## What to work on
Write down nothing except how many lines in the entries contain "title".

App and web page records
______________________________

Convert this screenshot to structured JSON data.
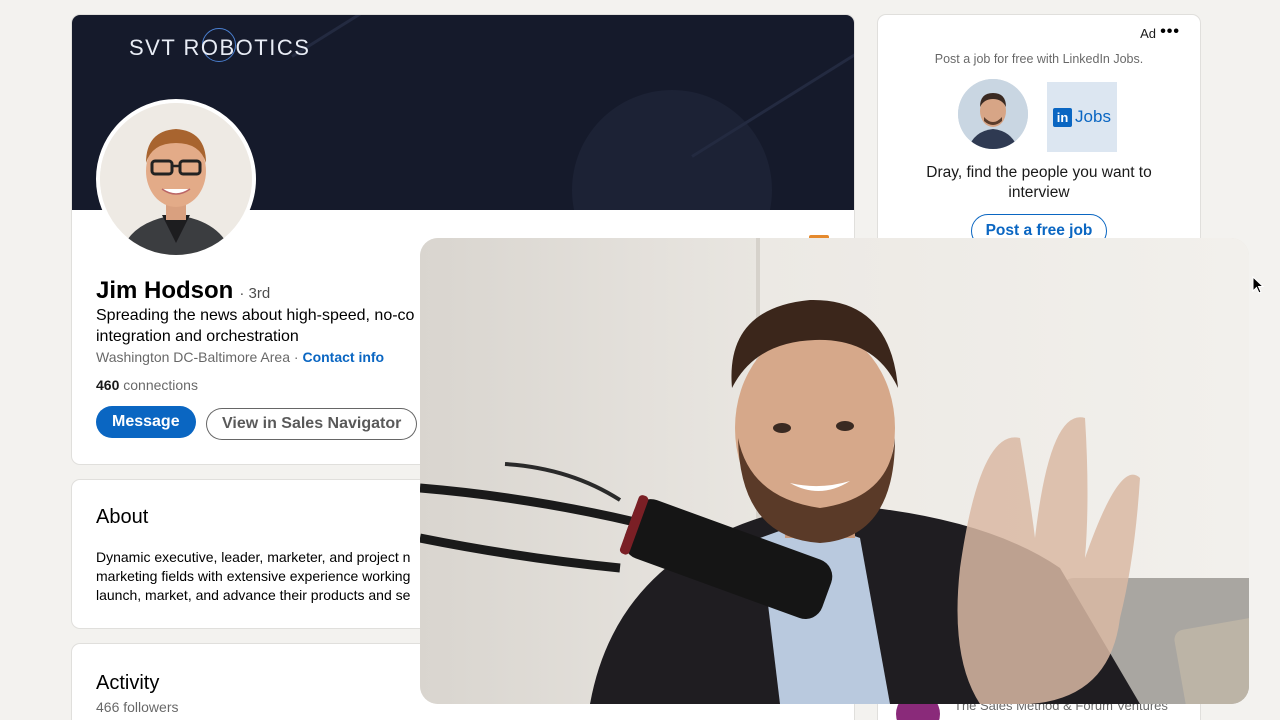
{
  "profile": {
    "banner_company": "SVT ROBOTICS",
    "name": "Jim Hodson",
    "degree": "· 3rd",
    "headline": "Spreading the news about high-speed, no-co integration and orchestration",
    "location": "Washington DC-Baltimore Area · ",
    "contact_info": "Contact info",
    "connections_count": "460",
    "connections_label": " connections",
    "message_label": "Message",
    "sales_navigator_label": "View in Sales Navigator"
  },
  "about": {
    "title": "About",
    "lines": [
      "Dynamic executive, leader, marketer, and project n",
      "marketing fields with extensive experience working",
      "launch, market, and advance their products and se"
    ]
  },
  "activity": {
    "title": "Activity",
    "followers": "466 followers"
  },
  "ad": {
    "label": "Ad",
    "more": "•••",
    "tagline": "Post a job for free with LinkedIn Jobs.",
    "logo_in": "in",
    "logo_jobs": "Jobs",
    "headline": "Dray, find the people you want to interview",
    "cta": "Post a free job"
  },
  "peek": {
    "text": "The Sales Method & Forum Ventures"
  },
  "colors": {
    "linkedin_blue": "#0a66c2",
    "banner_navy": "#151a2b",
    "page_bg": "#f3f2ef"
  }
}
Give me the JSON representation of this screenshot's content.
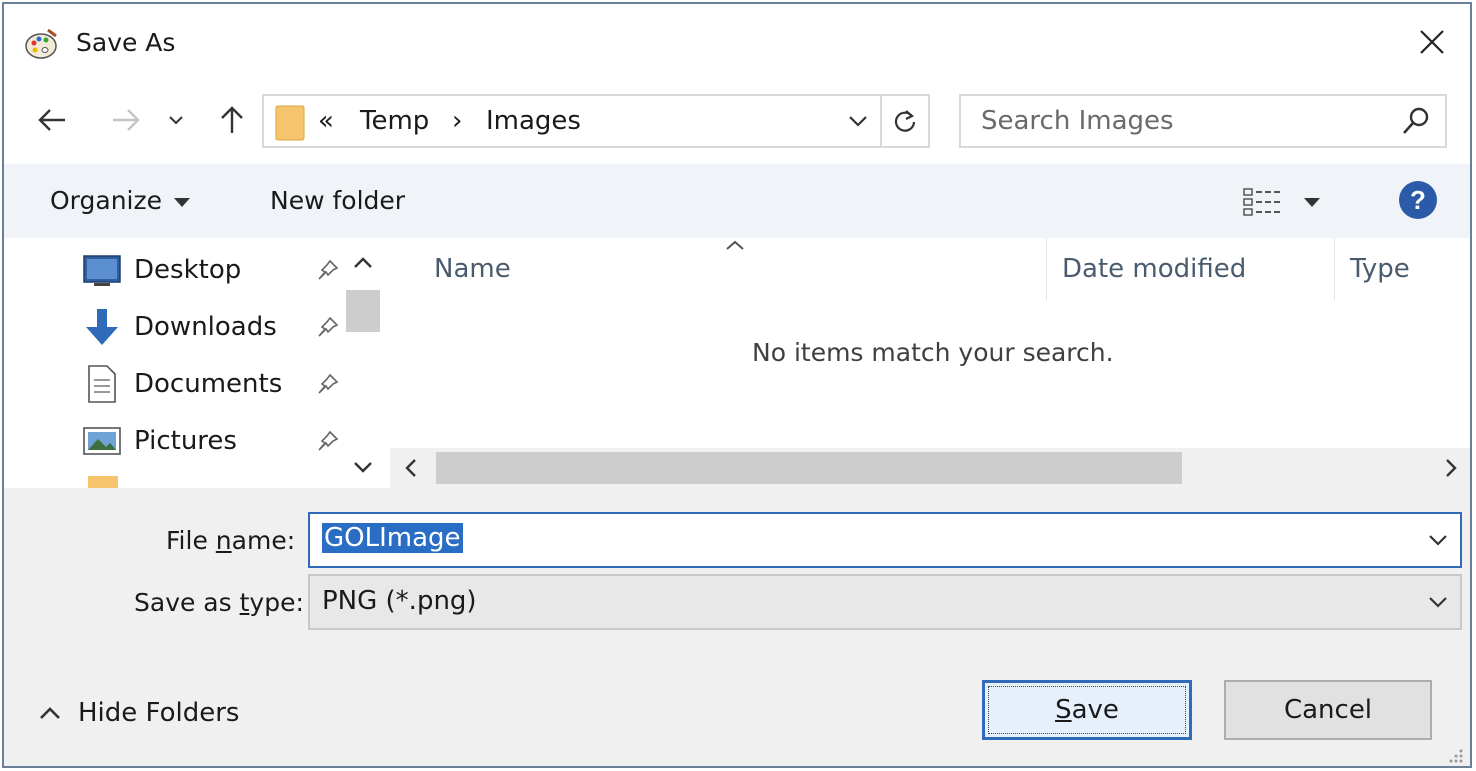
{
  "window": {
    "title": "Save As"
  },
  "nav": {
    "breadcrumb": [
      "«",
      "Temp",
      "›",
      "Images"
    ],
    "search_placeholder": "Search Images"
  },
  "toolbar": {
    "organize_label": "Organize",
    "new_folder_label": "New folder"
  },
  "sidebar": {
    "items": [
      {
        "label": "Desktop",
        "icon": "desktop-icon"
      },
      {
        "label": "Downloads",
        "icon": "download-arrow-icon"
      },
      {
        "label": "Documents",
        "icon": "document-icon"
      },
      {
        "label": "Pictures",
        "icon": "picture-icon"
      }
    ]
  },
  "filelist": {
    "columns": [
      "Name",
      "Date modified",
      "Type"
    ],
    "empty_message": "No items match your search."
  },
  "form": {
    "file_name_label_pre": "File ",
    "file_name_label_u": "n",
    "file_name_label_post": "ame:",
    "file_name_value": "GOLImage",
    "save_type_label_pre": "Save as ",
    "save_type_label_u": "t",
    "save_type_label_post": "ype:",
    "save_type_value": "PNG (*.png)"
  },
  "footer": {
    "hide_folders_label": "Hide Folders",
    "save_label_u": "S",
    "save_label_rest": "ave",
    "cancel_label": "Cancel"
  },
  "colors": {
    "accent": "#2f6bb8",
    "selection": "#2a6dc4",
    "toolbar_bg": "#f0f4f9",
    "footer_bg": "#f0f0f0"
  }
}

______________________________

## Solution for this exercise
3